While I was in Mykonos, Greece this past summer I met this young man.
He sat and played his youth-sized accordion near the port that my ship was docked at, trying to get some change from the passing tourists and yacht-owners. His golden retriever cuddled up next to him and snoozed nearly the entire time he played, silently keeping him company amidst whatever hardships he and his family were likely facing. I gave this young man my last few coins I had in my pocket and went on my way, back towards the boat stocked full of all kinds of food and fun.
A few steps down the port we came across a brother and sister, both no older than five or six years old. The brother played another youth-sized instrument while the sister, smile plastered across her face, would hold her hand out to anyone and everyone that passed her by. She merely hoped for any spare change they had to offer to her and her brother. The little girl walked towards my friends and me, hand held upward and outward, smile still stuck on her face. Unfortunately we had no more change; we had all given what we had left to the young man pictured above.
It was in that moment where we each felt heartbroken and saddened by not being able to give anything that my perspective on giving radically changed. One of my friends, saddened like the rest of us, offered the very last thing he had to give to the little girl – a balloon animal. Something we saw as a small, already-deflating piece of plastic given to him for roughly 15 cents by a street performer.

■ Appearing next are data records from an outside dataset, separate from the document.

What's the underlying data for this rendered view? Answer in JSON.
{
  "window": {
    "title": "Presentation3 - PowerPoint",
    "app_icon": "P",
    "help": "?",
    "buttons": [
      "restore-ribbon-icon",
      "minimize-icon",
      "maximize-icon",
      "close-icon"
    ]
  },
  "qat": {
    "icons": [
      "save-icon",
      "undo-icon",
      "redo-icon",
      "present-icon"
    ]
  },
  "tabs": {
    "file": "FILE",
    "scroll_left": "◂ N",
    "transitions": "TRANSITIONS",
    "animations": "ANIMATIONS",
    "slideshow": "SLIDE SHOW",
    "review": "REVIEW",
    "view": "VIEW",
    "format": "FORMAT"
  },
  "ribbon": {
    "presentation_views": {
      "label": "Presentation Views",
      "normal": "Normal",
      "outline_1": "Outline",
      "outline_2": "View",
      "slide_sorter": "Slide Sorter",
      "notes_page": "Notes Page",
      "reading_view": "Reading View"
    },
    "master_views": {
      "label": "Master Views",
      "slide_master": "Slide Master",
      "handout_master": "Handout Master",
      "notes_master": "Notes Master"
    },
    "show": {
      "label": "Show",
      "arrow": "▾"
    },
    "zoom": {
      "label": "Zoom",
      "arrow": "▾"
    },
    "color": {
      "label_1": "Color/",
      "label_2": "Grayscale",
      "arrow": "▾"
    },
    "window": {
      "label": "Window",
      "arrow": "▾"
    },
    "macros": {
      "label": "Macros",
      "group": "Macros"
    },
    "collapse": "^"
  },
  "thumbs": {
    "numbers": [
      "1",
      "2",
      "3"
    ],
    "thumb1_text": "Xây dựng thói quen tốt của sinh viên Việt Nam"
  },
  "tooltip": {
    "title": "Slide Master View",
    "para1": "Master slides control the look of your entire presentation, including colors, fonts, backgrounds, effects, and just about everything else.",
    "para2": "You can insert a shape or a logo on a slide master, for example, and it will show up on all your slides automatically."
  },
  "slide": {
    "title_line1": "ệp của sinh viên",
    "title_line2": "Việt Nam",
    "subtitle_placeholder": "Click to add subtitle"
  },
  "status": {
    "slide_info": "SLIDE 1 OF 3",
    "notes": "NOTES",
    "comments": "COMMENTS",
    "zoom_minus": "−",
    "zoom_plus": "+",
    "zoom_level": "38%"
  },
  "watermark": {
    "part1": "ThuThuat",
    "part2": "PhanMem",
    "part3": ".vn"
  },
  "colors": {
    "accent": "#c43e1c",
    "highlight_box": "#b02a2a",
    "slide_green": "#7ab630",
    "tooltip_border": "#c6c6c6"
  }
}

Yet that balloon animal had the capacity to humble everyone who saw what happened next.
My friends and I couldn’t invite this little girl to come back on the boat with us. We couldn’t offer her a place in our house. We had no change. Yet, amazingly she took the only thing that my friend had to offer – a balloon animal – and transformed his “nothing left to give” into “everything I’ve ever wanted.”
I had never seen joy as real and large as this little girl receiving a 15 cent balloon animal. I had never seen a smile grow so genuinely across anyone’s face in my life. I had never before cried over someone else’s sheer gratitude for anything, let alone a balloon animal. I had never seen thankfulness like the little girl showing her parents, brother, and every other person passing by her prized possession. I had never seen the real meaning of giving until I sat there with nothing left to give, realizing that my nothing could be everything to someone else.
Generosity can change your whole perspective on life. Regardless of how much you have left to give spiritually, physically, monetarily, et cetera, try giving your balloon animal to someone else – give when you have nothing left to give. You never know who’s day, week, month, or even life could change, including your own.
Practice generosity. Practice humility. Practice selflessness.